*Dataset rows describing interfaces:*
========
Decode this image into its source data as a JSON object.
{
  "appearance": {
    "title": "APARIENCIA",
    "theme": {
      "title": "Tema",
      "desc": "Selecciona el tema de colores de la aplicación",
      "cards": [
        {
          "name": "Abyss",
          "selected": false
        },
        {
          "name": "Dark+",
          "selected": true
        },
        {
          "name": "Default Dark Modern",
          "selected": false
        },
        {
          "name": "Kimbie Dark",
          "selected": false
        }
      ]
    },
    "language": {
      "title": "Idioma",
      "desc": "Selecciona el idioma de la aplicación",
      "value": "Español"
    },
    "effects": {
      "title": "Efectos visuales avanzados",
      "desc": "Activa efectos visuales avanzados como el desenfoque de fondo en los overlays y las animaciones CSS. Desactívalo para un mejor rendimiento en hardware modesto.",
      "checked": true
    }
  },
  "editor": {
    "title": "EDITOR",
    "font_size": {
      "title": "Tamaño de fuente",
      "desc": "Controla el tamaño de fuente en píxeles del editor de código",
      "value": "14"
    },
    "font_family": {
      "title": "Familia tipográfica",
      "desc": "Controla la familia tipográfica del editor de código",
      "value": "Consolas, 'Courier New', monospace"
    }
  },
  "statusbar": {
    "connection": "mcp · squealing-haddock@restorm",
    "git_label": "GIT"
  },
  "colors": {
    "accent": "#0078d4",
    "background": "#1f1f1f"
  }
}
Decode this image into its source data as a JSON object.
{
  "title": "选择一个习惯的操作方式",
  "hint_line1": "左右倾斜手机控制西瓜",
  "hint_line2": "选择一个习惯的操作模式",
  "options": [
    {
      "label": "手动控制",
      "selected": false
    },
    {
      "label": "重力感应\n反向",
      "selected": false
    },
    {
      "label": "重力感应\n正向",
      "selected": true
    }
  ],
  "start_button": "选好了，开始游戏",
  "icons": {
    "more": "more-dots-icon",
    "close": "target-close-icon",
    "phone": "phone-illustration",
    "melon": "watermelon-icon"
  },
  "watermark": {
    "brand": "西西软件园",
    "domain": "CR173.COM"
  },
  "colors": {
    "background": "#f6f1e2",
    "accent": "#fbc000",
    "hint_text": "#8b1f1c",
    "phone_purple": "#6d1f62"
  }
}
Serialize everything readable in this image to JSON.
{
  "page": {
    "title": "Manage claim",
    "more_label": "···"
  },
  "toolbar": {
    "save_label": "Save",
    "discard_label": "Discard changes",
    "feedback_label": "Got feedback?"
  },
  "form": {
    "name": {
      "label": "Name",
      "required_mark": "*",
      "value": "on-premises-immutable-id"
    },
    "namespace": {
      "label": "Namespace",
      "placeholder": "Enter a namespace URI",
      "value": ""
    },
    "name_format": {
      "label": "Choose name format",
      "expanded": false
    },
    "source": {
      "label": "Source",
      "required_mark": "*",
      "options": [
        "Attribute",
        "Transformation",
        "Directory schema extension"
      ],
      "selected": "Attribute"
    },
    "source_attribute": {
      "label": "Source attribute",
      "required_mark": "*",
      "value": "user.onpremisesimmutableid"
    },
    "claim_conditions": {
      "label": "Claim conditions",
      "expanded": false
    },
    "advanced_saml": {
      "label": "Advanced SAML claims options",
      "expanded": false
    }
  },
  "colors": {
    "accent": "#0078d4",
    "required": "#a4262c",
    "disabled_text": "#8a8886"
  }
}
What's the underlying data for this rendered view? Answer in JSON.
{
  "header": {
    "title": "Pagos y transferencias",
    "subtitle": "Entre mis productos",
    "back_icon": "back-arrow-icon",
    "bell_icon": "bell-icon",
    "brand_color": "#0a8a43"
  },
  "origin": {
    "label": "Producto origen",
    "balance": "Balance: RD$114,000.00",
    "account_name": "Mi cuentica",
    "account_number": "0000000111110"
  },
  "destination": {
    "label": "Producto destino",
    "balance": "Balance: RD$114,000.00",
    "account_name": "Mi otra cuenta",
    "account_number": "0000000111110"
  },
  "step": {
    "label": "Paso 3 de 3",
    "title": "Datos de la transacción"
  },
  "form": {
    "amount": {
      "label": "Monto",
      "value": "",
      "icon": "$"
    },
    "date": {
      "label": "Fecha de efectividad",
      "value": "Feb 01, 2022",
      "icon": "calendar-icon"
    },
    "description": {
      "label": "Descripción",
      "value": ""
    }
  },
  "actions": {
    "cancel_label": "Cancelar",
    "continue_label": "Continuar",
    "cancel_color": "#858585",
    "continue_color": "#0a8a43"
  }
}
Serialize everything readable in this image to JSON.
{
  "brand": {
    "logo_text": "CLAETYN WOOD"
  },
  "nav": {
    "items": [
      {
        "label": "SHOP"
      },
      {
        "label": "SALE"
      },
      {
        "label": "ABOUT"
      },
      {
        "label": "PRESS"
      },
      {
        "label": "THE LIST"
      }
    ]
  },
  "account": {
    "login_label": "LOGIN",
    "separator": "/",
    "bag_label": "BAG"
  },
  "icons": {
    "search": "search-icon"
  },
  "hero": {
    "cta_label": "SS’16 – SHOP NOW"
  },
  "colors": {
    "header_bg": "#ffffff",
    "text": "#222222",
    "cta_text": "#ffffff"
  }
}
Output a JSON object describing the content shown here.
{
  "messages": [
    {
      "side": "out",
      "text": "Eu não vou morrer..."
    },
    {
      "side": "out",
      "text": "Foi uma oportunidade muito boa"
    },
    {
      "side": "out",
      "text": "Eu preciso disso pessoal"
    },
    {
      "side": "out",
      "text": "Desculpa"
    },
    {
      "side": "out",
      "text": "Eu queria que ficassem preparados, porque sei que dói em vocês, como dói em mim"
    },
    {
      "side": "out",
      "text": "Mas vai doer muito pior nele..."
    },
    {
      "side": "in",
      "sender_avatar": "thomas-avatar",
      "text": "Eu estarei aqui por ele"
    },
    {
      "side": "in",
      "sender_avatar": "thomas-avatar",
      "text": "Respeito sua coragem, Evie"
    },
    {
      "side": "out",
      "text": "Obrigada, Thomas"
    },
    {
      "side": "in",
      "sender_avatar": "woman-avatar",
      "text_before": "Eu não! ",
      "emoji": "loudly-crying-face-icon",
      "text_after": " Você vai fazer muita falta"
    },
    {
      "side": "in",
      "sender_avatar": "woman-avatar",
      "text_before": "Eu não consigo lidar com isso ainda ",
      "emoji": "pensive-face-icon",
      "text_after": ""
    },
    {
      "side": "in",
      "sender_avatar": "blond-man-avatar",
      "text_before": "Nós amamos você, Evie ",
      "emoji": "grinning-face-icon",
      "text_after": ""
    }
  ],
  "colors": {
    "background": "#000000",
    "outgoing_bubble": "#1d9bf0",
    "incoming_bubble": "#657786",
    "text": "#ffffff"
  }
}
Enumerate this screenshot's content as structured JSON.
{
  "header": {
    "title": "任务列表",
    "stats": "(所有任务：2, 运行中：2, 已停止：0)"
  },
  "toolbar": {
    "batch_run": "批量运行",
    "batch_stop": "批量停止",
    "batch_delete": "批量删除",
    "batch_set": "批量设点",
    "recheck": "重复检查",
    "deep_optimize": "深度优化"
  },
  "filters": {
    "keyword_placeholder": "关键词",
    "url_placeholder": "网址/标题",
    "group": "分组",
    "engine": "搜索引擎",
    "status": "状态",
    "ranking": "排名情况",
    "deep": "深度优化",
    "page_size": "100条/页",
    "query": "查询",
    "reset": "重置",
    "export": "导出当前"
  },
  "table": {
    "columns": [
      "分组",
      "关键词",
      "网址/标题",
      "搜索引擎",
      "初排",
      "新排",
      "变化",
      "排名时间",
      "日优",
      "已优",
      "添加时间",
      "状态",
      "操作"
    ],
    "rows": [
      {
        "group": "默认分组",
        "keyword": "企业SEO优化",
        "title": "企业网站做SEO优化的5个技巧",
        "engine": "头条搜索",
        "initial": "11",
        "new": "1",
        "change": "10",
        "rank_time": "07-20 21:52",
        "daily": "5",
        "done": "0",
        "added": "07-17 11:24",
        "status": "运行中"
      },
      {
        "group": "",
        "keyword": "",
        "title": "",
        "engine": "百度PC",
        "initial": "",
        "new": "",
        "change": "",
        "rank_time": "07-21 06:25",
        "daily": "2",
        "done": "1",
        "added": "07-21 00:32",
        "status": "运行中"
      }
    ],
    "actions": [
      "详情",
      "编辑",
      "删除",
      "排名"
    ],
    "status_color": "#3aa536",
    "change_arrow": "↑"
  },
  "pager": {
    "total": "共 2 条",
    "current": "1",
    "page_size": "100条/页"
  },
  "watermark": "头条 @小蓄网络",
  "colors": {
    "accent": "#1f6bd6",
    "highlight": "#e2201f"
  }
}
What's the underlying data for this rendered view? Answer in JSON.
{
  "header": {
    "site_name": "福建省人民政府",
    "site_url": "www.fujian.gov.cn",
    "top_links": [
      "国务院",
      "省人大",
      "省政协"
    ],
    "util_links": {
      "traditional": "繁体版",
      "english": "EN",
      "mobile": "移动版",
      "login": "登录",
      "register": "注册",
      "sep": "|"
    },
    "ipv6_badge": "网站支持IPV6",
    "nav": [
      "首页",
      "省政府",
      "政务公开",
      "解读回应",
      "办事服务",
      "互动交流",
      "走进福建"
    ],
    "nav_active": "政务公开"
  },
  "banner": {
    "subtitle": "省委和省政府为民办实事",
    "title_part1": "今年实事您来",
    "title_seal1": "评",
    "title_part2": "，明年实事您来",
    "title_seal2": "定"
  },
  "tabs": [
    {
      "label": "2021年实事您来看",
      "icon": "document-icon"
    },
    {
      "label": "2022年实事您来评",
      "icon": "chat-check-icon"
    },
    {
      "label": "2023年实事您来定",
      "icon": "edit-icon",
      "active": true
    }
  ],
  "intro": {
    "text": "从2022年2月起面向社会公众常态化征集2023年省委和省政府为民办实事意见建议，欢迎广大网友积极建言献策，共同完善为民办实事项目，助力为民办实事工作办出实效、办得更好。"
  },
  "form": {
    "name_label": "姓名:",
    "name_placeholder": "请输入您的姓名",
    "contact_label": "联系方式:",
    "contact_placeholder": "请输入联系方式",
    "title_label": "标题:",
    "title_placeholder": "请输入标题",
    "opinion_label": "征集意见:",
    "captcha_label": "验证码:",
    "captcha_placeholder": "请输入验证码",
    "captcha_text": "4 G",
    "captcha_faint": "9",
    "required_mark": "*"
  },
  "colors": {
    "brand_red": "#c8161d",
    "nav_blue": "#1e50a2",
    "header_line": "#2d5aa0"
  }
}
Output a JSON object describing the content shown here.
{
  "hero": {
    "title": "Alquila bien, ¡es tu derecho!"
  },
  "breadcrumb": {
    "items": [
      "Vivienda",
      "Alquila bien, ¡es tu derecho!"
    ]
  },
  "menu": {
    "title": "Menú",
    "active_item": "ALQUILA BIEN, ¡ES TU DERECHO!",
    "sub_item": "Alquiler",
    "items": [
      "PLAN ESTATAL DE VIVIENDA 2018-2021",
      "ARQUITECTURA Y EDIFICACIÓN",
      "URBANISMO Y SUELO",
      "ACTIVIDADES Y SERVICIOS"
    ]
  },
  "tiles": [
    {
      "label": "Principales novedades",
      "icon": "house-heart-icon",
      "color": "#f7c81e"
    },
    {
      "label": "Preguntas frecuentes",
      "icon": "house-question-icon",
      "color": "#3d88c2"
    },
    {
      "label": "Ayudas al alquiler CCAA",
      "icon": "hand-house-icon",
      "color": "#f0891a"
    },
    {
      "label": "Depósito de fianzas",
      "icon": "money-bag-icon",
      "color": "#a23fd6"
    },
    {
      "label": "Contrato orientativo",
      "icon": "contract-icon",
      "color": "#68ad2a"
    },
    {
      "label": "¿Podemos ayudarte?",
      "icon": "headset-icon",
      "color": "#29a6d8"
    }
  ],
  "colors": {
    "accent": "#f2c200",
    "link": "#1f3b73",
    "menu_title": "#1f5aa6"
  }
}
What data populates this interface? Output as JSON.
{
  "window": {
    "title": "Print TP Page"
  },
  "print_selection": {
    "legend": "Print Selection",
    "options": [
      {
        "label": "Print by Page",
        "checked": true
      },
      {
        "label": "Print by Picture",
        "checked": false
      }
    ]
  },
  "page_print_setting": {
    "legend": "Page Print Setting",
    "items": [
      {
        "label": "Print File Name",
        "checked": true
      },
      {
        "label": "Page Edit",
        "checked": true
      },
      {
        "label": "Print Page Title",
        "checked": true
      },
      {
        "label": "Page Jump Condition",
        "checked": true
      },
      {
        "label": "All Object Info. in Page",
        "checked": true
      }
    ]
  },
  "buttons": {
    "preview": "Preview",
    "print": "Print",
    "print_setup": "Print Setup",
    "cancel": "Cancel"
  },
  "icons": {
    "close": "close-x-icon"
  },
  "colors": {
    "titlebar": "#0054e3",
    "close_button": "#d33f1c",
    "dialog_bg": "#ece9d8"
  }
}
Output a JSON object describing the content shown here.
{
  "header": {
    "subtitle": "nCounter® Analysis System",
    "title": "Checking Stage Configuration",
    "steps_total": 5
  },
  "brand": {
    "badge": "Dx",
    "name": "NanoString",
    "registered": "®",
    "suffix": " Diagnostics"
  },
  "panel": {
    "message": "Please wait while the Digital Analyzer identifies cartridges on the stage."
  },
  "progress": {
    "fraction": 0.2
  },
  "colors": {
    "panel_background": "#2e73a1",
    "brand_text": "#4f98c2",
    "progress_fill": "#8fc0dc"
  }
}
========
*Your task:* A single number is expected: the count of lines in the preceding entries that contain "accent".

*Answer area:* 5